We started passing some 5 AM starters with a mile or 2 to go on the trail. The sweeper was walking behind a young woman in her orange bib and we joked that he wasn't doing a good job of sweeping as the trail was still covered in leaves (insert chuckle here).
After we passed the sweeper the downhill started. I encouraged any orange bibs I passed as I tried to make my way down the rocky hillside. I had to slow a few times to find a safe place to pass and to let those behind me through but for the most part I was able to run my own pace here. I let SP go as she was much better at the downhill. Someone informed us we were almost to the switchbacks.
The switchbacks were not as bad as I thought they would be and for the most part were runnable. The rocks here were larger, mostly boulders so you could run on top of them (thank goodness for trail shoes!). I made my way down without any trouble although my stomach had began to rumble and I realized I was starving! The photographers were waiting for us as we descended the switchbacks (they had also been waiting on the downhill at mile 9) so I smiled but kept my eyes on the path. I didn't want to be caught slipping on the hill on photo!
We ran off the trail at what I thought was 15.5 and found TB's wife waiting with our shoes, she had them set out with our fresh socks ready to go! What a Saint! As I am switching my shoes out I hear Rootsrunner behind me ask what I need. He was supposed to be well on his way along the towpath and caught me off guard. Turns out he sprained his ankle really bad and was done for the day. He went and got me water to refill my bottle which had been empty for a ways and then gave me one of his gels. I stretched and headed on my way.

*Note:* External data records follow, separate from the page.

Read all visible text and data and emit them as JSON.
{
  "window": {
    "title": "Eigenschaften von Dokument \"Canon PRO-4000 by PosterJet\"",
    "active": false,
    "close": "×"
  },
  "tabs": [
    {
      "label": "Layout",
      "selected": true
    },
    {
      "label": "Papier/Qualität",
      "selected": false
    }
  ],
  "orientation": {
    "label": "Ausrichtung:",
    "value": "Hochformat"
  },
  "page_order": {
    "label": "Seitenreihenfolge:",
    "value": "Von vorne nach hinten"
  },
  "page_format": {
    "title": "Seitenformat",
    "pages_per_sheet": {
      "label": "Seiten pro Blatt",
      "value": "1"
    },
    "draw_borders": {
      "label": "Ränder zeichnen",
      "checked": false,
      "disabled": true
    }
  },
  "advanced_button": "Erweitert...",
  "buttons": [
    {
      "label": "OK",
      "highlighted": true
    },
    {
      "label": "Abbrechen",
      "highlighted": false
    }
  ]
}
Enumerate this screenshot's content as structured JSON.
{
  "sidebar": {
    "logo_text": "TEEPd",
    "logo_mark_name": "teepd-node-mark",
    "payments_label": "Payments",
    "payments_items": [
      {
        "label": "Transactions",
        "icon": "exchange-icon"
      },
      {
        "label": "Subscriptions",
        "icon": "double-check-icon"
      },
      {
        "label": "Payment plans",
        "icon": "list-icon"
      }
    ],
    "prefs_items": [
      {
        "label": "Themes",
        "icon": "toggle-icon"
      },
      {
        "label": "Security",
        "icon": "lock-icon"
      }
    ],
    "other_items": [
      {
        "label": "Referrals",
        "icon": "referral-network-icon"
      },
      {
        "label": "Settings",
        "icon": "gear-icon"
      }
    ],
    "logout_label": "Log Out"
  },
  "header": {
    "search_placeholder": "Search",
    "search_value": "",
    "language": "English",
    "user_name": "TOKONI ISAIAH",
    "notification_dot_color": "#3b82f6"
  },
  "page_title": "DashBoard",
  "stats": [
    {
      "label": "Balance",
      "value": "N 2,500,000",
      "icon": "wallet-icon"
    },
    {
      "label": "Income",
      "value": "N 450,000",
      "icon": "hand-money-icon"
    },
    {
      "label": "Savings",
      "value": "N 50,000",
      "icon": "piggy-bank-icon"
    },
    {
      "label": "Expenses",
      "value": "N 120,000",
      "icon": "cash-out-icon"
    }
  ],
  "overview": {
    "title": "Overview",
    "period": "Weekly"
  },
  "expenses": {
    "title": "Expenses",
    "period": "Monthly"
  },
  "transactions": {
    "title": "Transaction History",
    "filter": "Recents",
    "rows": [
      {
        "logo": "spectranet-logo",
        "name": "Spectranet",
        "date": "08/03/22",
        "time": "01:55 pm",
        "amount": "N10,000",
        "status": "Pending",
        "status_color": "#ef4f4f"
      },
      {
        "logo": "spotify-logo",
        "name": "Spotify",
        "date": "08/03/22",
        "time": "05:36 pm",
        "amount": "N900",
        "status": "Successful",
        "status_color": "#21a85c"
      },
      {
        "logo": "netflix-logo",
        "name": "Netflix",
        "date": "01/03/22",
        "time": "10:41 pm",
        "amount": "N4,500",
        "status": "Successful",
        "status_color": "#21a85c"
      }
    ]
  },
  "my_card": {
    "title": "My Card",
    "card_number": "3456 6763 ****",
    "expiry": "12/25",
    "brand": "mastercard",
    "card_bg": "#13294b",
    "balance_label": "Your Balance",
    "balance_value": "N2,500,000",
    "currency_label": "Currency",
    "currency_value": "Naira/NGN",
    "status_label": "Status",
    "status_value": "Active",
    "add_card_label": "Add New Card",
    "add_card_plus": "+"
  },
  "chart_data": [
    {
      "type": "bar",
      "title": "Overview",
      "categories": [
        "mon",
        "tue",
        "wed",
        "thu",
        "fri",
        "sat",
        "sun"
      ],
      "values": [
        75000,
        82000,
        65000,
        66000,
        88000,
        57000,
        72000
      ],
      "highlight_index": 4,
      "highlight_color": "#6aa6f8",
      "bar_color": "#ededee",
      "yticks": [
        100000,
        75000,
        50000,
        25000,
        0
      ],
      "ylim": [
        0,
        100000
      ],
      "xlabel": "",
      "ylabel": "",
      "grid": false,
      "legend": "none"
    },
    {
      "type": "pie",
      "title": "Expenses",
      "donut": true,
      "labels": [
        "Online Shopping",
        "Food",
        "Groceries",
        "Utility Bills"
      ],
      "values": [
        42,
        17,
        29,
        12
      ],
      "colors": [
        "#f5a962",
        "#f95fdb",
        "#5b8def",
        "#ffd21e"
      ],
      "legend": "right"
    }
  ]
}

My left contact had been moving around in my eye the entire time on the trail. Apparently it didn't get the memo that in order to avoid rocks you need to see them. Well on this little section before the towpath it finally fell out and landed on my cheek. I stuck it in my mouth as I tried to follow those around me up and down a few narrow trails before finally coming to an aid station. I stuck the contact back in and grabbed a banana and an orange. A man told me this was 15.5 so I hit my watch split again and was happy because this was more in the range I expected than the 3:09 we had coming off the trail. B50 came up right behind me and we all headed onto the towpath. SP told me to go ahead so I began my marathon on my own after stopping to ask some ladies if they could throw away my orange peel and in return they asked for my number. My split at 15.5 was 3:15 and I was told the next aid station was 6 miles away.
I was off the trail and was happy for it but mostly because that meant I was closer to the finish line. The AT was rough but because I envisioned the whole trail being like the worst parts I think it was easier for me. My right ankle was a little tender from a few near twists and my left hamstring was tight but I felt pretty good starting the marathon.